(App and web page records)
* * * * * * * * *

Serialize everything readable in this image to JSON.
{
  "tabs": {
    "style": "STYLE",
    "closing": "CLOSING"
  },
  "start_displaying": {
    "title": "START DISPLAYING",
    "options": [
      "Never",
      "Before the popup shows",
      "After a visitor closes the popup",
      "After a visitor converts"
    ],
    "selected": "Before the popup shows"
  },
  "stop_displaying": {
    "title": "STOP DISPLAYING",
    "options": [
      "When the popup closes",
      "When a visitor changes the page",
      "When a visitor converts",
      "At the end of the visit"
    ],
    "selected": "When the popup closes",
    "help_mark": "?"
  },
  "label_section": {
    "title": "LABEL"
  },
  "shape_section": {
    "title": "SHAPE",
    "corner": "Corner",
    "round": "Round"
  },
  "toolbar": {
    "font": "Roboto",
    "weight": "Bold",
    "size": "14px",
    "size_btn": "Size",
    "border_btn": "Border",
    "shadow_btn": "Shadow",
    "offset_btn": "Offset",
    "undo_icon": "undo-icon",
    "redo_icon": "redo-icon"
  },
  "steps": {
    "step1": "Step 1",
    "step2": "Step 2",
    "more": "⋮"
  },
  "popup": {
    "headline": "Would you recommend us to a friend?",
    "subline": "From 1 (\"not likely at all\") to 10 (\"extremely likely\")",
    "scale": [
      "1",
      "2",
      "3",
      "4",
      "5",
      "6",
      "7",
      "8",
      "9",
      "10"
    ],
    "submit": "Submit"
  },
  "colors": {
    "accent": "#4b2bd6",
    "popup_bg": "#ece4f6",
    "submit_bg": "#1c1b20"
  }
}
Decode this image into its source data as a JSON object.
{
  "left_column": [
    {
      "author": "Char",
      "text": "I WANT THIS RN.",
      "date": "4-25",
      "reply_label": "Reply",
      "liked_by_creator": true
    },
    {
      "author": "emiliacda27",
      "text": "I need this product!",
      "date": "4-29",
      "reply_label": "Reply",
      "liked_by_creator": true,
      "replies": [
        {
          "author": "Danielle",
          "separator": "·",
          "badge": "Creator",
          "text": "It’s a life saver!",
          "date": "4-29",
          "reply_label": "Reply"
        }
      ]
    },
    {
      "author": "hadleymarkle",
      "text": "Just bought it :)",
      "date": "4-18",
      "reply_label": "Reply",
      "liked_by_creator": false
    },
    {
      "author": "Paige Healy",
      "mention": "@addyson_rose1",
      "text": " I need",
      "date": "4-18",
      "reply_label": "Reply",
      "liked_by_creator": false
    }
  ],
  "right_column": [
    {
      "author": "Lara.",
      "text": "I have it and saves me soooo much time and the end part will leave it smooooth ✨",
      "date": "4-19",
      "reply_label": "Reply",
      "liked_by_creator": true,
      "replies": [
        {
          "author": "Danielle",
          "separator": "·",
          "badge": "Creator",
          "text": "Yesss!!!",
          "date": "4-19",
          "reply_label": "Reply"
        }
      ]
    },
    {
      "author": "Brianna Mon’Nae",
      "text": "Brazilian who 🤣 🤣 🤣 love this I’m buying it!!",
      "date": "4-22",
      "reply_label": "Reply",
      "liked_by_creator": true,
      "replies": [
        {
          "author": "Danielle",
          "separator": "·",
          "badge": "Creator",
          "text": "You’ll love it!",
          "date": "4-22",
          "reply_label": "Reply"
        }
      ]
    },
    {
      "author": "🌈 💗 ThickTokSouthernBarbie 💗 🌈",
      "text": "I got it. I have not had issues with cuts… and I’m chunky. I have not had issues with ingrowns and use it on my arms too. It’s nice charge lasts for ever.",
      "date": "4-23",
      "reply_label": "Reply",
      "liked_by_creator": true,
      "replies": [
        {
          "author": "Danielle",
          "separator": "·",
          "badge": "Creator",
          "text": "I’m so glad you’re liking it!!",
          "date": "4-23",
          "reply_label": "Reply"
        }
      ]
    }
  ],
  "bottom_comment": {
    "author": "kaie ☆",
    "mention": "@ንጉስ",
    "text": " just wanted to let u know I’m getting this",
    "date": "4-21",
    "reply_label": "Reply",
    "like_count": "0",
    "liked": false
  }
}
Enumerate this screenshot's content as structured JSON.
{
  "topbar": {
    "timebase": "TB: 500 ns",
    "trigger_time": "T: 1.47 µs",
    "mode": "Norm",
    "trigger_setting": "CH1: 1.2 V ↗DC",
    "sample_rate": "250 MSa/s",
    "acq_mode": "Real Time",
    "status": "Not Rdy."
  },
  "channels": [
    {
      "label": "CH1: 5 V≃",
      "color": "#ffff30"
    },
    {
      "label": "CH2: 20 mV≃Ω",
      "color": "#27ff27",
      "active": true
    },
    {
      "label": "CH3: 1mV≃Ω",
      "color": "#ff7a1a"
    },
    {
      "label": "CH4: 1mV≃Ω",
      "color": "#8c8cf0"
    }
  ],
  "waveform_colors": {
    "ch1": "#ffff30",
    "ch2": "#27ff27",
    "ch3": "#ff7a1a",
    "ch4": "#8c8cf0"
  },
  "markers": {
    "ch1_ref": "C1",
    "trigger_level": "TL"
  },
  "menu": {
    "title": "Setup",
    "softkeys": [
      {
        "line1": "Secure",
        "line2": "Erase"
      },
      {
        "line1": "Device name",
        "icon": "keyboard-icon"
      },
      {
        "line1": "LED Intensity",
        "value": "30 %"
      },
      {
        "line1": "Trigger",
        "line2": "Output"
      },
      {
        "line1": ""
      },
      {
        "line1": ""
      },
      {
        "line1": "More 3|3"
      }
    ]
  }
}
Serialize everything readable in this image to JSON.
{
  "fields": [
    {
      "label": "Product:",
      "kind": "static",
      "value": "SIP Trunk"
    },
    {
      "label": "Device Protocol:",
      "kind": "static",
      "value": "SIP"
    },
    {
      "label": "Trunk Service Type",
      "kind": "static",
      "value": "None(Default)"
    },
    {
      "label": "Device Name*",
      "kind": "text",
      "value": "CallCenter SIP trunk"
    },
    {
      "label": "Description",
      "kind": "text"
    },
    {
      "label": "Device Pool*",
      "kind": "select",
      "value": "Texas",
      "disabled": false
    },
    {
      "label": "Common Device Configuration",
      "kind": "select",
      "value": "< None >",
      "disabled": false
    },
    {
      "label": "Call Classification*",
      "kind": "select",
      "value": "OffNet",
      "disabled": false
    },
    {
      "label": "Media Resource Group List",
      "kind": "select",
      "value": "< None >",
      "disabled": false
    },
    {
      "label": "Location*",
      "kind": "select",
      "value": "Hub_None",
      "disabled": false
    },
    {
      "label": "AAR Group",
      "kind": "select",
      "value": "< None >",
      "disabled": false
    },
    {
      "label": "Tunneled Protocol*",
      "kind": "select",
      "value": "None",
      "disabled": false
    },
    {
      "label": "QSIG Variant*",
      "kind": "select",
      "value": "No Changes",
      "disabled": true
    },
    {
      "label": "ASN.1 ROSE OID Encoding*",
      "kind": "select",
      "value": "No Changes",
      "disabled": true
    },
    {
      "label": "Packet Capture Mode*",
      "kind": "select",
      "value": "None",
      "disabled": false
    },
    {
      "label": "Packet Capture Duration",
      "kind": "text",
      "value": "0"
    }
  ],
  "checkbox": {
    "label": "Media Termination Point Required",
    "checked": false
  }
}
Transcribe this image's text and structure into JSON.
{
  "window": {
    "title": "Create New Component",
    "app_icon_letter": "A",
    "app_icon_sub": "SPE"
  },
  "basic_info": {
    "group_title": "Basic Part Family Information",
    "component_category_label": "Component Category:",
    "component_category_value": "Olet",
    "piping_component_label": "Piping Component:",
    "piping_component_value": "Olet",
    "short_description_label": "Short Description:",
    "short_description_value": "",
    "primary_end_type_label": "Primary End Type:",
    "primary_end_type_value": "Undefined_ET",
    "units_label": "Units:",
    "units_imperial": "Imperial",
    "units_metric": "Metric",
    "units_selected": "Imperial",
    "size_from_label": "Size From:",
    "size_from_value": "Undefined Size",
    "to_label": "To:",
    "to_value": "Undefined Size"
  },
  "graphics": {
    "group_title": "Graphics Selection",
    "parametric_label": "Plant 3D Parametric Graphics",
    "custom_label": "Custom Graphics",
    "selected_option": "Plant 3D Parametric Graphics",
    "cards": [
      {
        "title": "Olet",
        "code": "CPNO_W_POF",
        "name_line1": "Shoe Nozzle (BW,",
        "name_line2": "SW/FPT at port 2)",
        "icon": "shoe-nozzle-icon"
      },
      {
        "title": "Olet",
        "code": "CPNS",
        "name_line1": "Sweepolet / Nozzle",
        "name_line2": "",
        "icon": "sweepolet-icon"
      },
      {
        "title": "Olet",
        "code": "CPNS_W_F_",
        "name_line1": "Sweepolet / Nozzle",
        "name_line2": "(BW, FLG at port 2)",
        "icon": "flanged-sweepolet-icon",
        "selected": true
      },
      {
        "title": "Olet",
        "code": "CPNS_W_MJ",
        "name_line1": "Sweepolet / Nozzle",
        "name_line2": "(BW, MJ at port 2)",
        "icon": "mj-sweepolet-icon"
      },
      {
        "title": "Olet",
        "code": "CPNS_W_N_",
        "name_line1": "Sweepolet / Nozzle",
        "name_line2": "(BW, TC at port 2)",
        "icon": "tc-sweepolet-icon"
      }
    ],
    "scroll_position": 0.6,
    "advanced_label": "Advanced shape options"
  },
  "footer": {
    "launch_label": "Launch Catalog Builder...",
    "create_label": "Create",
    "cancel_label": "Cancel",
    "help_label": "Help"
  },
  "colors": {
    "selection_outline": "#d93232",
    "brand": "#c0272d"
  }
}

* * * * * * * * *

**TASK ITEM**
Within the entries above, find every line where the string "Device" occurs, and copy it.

**FINISHED TASK**
        "line1": "Device name",
      "label": "Device Protocol:",
      "label": "Device Name*",
      "label": "Device Pool*",
      "label": "Common Device Configuration",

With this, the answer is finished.